__Aim of the exercise__.
The lines to copy are those in the listing that hold the word "price".

__Data for analysis__.
*** Begin section ***

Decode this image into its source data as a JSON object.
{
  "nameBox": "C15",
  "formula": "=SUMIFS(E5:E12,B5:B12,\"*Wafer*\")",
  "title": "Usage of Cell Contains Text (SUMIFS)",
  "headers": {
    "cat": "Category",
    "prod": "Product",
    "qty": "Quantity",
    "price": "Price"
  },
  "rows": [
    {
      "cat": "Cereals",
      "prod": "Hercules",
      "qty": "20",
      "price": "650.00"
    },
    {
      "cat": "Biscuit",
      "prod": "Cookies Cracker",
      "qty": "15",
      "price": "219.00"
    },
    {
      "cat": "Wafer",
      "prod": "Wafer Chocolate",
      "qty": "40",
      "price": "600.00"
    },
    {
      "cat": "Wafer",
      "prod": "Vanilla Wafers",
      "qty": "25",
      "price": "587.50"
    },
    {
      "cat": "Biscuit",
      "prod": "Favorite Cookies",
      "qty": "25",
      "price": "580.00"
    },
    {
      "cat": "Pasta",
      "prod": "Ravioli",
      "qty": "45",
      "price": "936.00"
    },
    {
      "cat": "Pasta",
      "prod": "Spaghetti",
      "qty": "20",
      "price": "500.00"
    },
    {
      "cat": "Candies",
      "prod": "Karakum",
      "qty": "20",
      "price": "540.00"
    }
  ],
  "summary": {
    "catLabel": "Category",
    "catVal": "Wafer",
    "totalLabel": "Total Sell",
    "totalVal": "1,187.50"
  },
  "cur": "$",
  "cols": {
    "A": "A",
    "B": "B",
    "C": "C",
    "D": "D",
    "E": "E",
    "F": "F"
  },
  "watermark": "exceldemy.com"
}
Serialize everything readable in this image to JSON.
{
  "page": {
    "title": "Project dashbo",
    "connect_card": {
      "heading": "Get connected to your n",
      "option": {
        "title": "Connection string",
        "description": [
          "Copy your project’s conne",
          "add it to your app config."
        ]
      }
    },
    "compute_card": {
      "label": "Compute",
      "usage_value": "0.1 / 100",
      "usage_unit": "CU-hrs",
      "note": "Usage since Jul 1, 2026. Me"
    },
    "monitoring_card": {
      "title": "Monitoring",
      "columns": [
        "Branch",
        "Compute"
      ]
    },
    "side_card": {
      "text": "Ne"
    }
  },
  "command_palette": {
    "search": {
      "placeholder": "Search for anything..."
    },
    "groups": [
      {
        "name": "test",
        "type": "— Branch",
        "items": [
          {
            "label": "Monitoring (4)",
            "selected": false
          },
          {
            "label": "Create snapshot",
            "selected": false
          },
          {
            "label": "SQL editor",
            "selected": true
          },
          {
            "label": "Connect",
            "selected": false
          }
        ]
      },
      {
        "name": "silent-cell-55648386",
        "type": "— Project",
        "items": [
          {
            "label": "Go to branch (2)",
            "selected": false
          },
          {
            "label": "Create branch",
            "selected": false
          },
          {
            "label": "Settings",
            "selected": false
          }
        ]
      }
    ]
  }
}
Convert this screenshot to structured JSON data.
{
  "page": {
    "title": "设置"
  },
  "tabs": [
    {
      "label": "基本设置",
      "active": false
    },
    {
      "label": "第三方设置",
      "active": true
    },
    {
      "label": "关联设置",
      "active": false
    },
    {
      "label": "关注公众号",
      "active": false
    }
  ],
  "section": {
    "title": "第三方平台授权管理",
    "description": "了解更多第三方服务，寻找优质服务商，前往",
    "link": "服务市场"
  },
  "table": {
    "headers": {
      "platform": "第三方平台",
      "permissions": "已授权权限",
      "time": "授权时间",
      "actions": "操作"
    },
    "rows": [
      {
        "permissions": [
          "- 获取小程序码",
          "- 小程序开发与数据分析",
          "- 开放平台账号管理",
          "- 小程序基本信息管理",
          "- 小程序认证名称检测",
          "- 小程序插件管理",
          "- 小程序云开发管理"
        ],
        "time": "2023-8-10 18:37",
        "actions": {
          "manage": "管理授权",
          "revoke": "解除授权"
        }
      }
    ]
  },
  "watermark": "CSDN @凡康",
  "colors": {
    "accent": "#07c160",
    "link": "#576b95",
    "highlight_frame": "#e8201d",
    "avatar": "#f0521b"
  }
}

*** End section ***

__Reply__.
    "price": "Price"
      "price": "650.00"
      "price": "219.00"
      "price": "600.00"
      "price": "587.50"
      "price": "580.00"
      "price": "936.00"
      "price": "500.00"
      "price": "540.00"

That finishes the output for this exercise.